▶ _What is being asked_: From first line to last, copy the material below exactly.

▶ _Given records_:
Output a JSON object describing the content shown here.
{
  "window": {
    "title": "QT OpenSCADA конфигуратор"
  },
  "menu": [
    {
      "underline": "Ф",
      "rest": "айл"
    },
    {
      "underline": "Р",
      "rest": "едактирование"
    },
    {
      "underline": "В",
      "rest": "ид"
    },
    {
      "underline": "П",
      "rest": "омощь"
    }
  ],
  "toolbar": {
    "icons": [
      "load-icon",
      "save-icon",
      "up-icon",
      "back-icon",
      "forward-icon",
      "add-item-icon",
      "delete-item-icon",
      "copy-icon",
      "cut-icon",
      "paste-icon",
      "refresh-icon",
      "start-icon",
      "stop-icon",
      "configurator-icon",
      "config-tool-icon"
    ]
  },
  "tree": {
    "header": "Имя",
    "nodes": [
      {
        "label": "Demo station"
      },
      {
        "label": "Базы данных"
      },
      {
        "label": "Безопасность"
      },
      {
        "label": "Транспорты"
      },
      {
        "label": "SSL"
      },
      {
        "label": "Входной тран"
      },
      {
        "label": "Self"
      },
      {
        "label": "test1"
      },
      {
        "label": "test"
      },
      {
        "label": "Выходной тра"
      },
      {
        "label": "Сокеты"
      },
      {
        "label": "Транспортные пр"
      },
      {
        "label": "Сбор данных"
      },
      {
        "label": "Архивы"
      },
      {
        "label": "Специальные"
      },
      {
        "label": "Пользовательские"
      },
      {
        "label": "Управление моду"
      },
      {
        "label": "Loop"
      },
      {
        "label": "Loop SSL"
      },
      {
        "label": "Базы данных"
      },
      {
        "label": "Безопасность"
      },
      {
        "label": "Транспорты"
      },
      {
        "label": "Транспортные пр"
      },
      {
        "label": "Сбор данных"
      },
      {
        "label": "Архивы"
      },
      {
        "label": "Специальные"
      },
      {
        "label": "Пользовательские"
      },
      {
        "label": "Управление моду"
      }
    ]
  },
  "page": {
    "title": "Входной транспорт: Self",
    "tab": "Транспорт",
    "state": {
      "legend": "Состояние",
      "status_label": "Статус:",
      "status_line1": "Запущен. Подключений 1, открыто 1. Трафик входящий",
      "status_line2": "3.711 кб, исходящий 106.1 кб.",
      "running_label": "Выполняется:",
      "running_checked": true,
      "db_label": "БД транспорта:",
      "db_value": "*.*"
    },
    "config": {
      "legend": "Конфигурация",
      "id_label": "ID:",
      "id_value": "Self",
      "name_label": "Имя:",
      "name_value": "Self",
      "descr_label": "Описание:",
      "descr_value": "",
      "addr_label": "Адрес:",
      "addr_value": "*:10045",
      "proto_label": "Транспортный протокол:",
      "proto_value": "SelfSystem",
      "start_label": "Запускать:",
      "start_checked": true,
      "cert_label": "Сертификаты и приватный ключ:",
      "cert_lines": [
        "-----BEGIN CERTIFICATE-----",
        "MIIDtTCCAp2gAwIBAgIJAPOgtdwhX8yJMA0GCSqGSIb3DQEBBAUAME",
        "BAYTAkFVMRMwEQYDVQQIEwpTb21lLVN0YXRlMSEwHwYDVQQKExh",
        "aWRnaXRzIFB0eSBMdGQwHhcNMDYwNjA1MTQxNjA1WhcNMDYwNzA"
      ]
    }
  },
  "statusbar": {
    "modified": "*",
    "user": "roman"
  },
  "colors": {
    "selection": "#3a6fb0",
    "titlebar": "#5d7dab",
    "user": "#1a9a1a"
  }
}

▶ _Exercise answer_:
Output a JSON object describing the content shown here.
{
  "window": {
    "title": "QT OpenSCADA конфигуратор"
  },
  "menu": [
    {
      "underline": "Ф",
      "rest": "айл"
    },
    {
      "underline": "Р",
      "rest": "едактирование"
    },
    {
      "underline": "В",
      "rest": "ид"
    },
    {
      "underline": "П",
      "rest": "омощь"
    }
  ],
  "toolbar": {
    "icons": [
      "load-icon",
      "save-icon",
      "up-icon",
      "back-icon",
      "forward-icon",
      "add-item-icon",
      "delete-item-icon",
      "copy-icon",
      "cut-icon",
      "paste-icon",
      "refresh-icon",
      "start-icon",
      "stop-icon",
      "configurator-icon",
      "config-tool-icon"
    ]
  },
  "tree": {
    "header": "Имя",
    "nodes": [
      {
        "label": "Demo station"
      },
      {
        "label": "Базы данных"
      },
      {
        "label": "Безопасность"
      },
      {
        "label": "Транспорты"
      },
      {
        "label": "SSL"
      },
      {
        "label": "Входной тран"
      },
      {
        "label": "Self"
      },
      {
        "label": "test1"
      },
      {
        "label": "test"
      },
      {
        "label": "Выходной тра"
      },
      {
        "label": "Сокеты"
      },
      {
        "label": "Транспортные пр"
      },
      {
        "label": "Сбор данных"
      },
      {
        "label": "Архивы"
      },
      {
        "label": "Специальные"
      },
      {
        "label": "Пользовательские"
      },
      {
        "label": "Управление моду"
      },
      {
        "label": "Loop"
      },
      {
        "label": "Loop SSL"
      },
      {
        "label": "Базы данных"
      },
      {
        "label": "Безопасность"
      },
      {
        "label": "Транспорты"
      },
      {
        "label": "Транспортные пр"
      },
      {
        "label": "Сбор данных"
      },
      {
        "label": "Архивы"
      },
      {
        "label": "Специальные"
      },
      {
        "label": "Пользовательские"
      },
      {
        "label": "Управление моду"
      }
    ]
  },
  "page": {
    "title": "Входной транспорт: Self",
    "tab": "Транспорт",
    "state": {
      "legend": "Состояние",
      "status_label": "Статус:",
      "status_line1": "Запущен. Подключений 1, открыто 1. Трафик входящий",
      "status_line2": "3.711 кб, исходящий 106.1 кб.",
      "running_label": "Выполняется:",
      "running_checked": true,
      "db_label": "БД транспорта:",
      "db_value": "*.*"
    },
    "config": {
      "legend": "Конфигурация",
      "id_label": "ID:",
      "id_value": "Self",
      "name_label": "Имя:",
      "name_value": "Self",
      "descr_label": "Описание:",
      "descr_value": "",
      "addr_label": "Адрес:",
      "addr_value": "*:10045",
      "proto_label": "Транспортный протокол:",
      "proto_value": "SelfSystem",
      "start_label": "Запускать:",
      "start_checked": true,
      "cert_label": "Сертификаты и приватный ключ:",
      "cert_lines": [
        "-----BEGIN CERTIFICATE-----",
        "MIIDtTCCAp2gAwIBAgIJAPOgtdwhX8yJMA0GCSqGSIb3DQEBBAUAME",
        "BAYTAkFVMRMwEQYDVQQIEwpTb21lLVN0YXRlMSEwHwYDVQQKExh",
        "aWRnaXRzIFB0eSBMdGQwHhcNMDYwNjA1MTQxNjA1WhcNMDYwNzA"
      ]
    }
  },
  "statusbar": {
    "modified": "*",
    "user": "roman"
  },
  "colors": {
    "selection": "#3a6fb0",
    "titlebar": "#5d7dab",
    "user": "#1a9a1a"
  }
}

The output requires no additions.